Visualization of an antitwister mechanism - a way of connecting a flexible link between two objects, one of which is rotating with respect to the other, in a way that prevents the link from becoming twisted.
Scaling and dropping a twist deformation through a stack of transparent planes.
Using geometric algebra ideas (specifically the even subalgebra of Cl3,1) to potentially help visualize the entanglement of qubits for quantum circuits. The pulling along an axis represents a Lorentz boost, while spinning around the axis are rotations.
Red Squares Piggy (Brush markers on paper) Celebrating the intelligence of pigs in a 3D-grid technique inspired by Paul Klee’s studies of colour and form.
Piggies and the dimension Warp (Digital art) Escheresque reimagining of porcine dimension theory.
Gravity in the Balance (Mixed) Hidden geometries expressed in artistic shorthand.
Hyperbolica is a whimsical Non-Euclidean adventure with mind-bending worlds full of games, puzzles, mazes, and secrets!
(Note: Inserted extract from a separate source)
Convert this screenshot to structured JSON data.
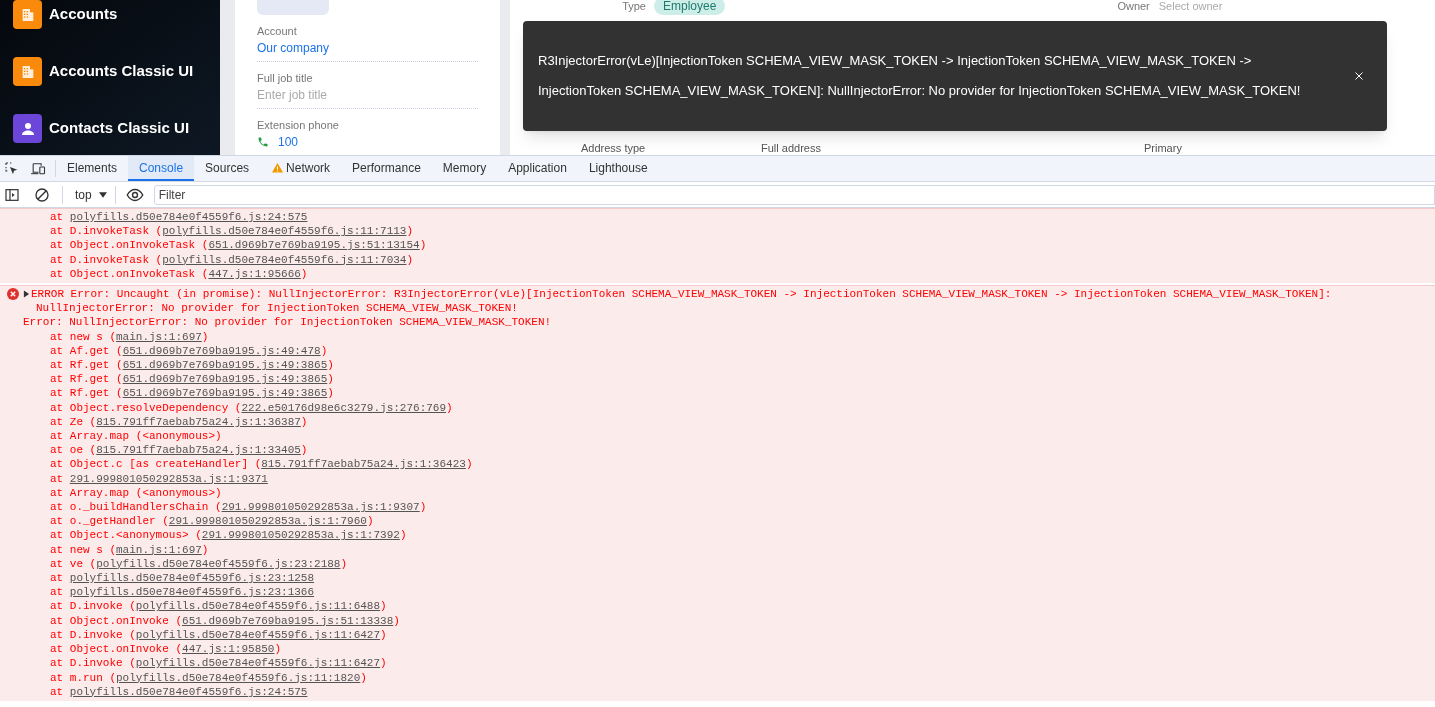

Immerse yourself in reality-warping geometries where lines can never be parallel, horizons are curved, and space grows exponentially.   HYPERBOLICA ON STEAM
In the past 2 years, AIs have been developed that can take a string of text and generate a corresponding image. New models and techniques are being released constantly. An open source community has formed, initiated by the work of Ryan Murdock (@advadnoun) and Katherine Crowson (@RiversHaveWings) (reference here). Just as 2 Cartesian coordinates can uniquely describe a point on a plane, or 3 coordinates can describe a point in real space, we can use many-dimensional coordinates to uniquely describe a whole image, or the semantic content of a text string. By training an AI model on millions of pairs of images and captions, we can discover a space and a mapping where similar images cluster close together, and the text string "Baroque Autumn" maps to the same region as a picture of a "Baroque Autumn". In this latent space, proximity scores between text and image can be calculated, and used to guide the generation of an image to match a new text prompt given by the human.
Topographic Map | Contour Lines pic.twitter.com/dmfitDwZXT— Chigozie Nri (@chigozienri) July 21, 2021
By taking an image generated from this technique, warping it, and using it as an input for the next frame, we can generate animations.
If the prompts used are changed on each frame, the image can evolve.
The seasons, in Sumi-e— Chigozie Nri (@chigozienri) July 30, 2021
For each season, I also prompted a kigo for that season, maybe you can guess which ones I used.
Not quite a perfect loop yet, but I'm getting closer.@images_ai pic.twitter.com/YQ9U0jbEXW
And if we scroll the original image in to the right side of the frame as it leaves, we can approximate a loop.
In this piece (released to coincide with this conference), parallax is achieved by scrolling independent generated layers at different speeds, a technique commonly used in 2D side-scrolling video games. The endless looping is achieved by inpainting the seams so that they match up, locating a point in the space of possible images that tiles seamlessly. The result is an animation where the last frame perfectly approaches the first frame.
— Chigozie Nri (@chigozienri) May 20, 2022
Hyperspectives is a a collection of experiments with non-euclidean perspectives, related to moebius transformations and interesting mappings of 3d geometry. The goal is to offer unique perspectives on various aspects of what it means to be a creature living in space and to learn about math in the process. The hyperhorse, in particular, is inverse stereographically projected onto the hypersphere, rotated, and projected back again. Click on the image to access the original interactive art, where you can move the camera, change rotation speed and pause the horse displacement.